A chapter 7 discharge is a permanent order from the court prohibiting creditors from taking any form of collection action on discharged debts. This includes legal action and communications with the debtor, such as telephone calls, letters, and personal contacts. While the debtor already had any temporary collection attempts halted with an automatic stay, the discharge is permanent.
The Courts will give the debtors creditors ample time (about 60 days from the 341 meeting) to file any objections. After that period has elapsed, they will send you a letter stating that your chapter 7 bankruptcy has been discharged.
How much does it cost to file Chapter 7 in Georgia?
The filing fee to for Chapter 7 bankruptcy protection in the state of Georgia is $335, the fee is set by the court and must be paid whether you have an attorney representing you or you are filing by yourself.
How do you qualify for chapter 7 in Georgia?
In order to qualify for Chapter 7, you must be below the median income level. The median income level is determined based on your household size. You must also take the means test to weigh your debt vs income
What is the maximum income for chapter 7 in Georgia?
The maximum income for chapter 7 in the state of Georgia is all dependant on the household size of the debtor(s)
What is the Chapter 7 means test?
The Chapter 7 means test determines whether an individual qualifies for Chapter 7. It breaks down your debt vs income to see if you qualify to file for chapter 7 bankruptcy relief. If you do not qualify for Chapter 7, the means test establishes what the individual may be required to pay back in Chapter 13.
Can I keep my house if I file for Chapter 7 in Georgia?
Yes, If you are current on the mortgage, you can maintain the monthly payments, and there is no equity in your home, yes
Can I keep my car if I file for Chapter 7 in Georgia?
if you are current on the payments, and you can maintain the monthly payments, yes.
Can I keep my cell phone if I file for Chapter 7 in Georgia?
Yes. There are personal exemptions that you can keep when you file for chapter 7 bankruptcy in Georgia
Can I file Chapter 7 in Georgia without my spouse?
Yes. There is no law that requires that you file jointly with your spouse if you are married.
Will Chapter 7 stop wage garnishment in Georgia?

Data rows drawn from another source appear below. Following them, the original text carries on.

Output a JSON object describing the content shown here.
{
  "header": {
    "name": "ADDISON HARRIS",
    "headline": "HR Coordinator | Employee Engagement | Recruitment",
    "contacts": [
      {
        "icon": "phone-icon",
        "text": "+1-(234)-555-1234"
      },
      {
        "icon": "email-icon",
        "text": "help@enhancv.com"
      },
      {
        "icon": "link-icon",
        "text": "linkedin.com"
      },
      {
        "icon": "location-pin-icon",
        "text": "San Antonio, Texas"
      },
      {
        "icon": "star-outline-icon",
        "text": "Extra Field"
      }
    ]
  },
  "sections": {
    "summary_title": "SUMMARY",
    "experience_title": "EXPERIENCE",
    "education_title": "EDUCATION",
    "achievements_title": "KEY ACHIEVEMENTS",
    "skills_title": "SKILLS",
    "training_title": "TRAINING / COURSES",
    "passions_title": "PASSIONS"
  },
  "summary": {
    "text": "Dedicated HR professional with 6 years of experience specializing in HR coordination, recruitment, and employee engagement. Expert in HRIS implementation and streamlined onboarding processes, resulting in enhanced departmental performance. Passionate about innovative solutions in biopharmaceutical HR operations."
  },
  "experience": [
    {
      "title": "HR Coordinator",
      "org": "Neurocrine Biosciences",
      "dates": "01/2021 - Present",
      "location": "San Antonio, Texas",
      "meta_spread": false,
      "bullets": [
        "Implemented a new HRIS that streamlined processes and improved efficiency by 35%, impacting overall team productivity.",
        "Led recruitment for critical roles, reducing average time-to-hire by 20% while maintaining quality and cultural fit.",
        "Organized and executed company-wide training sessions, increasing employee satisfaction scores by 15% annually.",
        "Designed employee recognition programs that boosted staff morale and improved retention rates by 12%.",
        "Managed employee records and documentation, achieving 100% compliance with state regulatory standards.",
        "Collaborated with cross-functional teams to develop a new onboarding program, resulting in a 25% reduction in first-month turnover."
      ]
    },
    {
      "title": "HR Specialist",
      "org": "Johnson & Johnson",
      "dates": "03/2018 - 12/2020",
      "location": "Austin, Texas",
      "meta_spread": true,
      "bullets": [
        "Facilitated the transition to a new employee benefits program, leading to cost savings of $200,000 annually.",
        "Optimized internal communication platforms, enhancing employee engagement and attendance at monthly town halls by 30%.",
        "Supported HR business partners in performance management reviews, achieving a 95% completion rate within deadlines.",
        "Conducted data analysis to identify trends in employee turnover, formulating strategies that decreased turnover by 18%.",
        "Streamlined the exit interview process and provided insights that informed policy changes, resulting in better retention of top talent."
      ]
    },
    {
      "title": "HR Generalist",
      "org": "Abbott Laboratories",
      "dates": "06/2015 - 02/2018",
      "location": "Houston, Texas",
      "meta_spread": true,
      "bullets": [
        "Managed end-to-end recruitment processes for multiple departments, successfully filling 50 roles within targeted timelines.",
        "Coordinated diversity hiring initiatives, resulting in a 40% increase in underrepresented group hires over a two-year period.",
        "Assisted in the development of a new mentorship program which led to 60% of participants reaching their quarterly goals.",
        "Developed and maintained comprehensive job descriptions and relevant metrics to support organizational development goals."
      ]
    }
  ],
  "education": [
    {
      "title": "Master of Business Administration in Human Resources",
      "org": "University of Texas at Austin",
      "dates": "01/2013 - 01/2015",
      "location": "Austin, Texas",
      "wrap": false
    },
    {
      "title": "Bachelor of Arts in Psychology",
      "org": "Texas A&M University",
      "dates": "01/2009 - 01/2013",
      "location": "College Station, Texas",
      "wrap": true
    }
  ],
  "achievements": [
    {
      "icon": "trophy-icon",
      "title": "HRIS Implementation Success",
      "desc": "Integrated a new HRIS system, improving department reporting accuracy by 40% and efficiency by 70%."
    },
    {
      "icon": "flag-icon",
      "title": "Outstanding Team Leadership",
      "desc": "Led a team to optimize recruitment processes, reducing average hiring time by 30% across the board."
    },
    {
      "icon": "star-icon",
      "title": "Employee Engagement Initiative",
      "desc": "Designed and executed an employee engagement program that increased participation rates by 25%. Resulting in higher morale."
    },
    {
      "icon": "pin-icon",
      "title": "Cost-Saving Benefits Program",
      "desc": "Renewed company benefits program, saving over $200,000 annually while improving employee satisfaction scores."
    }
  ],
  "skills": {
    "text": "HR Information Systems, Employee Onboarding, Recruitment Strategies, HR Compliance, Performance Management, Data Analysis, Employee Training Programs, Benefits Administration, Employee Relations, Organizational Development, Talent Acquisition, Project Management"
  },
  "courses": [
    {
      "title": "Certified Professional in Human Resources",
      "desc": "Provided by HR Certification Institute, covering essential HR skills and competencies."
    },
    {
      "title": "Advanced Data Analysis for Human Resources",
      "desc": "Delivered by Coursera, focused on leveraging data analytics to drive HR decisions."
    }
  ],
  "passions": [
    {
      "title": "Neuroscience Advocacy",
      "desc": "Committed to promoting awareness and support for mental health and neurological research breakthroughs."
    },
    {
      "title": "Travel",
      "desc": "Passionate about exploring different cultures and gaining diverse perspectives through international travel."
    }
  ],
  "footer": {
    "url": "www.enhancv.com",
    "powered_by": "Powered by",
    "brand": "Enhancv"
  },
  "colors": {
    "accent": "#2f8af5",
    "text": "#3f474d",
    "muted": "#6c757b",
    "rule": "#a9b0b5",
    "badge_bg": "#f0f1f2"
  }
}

Yes. The bankruptcy laws require that any attempts to collect a debt be stopped. This includes wage garnishments.
Can Chapter 7 stop my Car from being repossessed?
Yes. However, if you are delinquent on the loan, and unable to work out an arrangement with the vehicle lender, you won’t be able to keep the vehicle for long.
Can Chapter 7 stop Foreclosure in Georgia?
Yes, but it will only buy you time. If you are delinquent on the loan, and unable to work out an arrangement with the mortgage lender, you won’t be able to keep the home for long.
What are Chapter 7 exemptions in Georgia?
The exemptions depend on the type of property. Your homestead exemption is 21,500.00. Your vehicle exemption is 5,000.00.
Want to know more?
If you are considering whether a chapter 7 bankruptcy is right for you and you live in the state of Georgia, fell free to contact Cherney Law Firm. We are only a phone call or e-mail away and we can answer any questions that you have. Cherney Law has handled thousands of bankruptcies in Georgia. We have seen every situation, there is no need to feel shame, we are here to help.
We have Offices in Cobb, Cherokee and Fulton Counties and we offer 100% free consultations. Let us help you relieve the stress that your debt is causing you. Wage garnishment, repossession, foreclosure, credit card debt and judgments are our areas of specialty. We accept payment plans.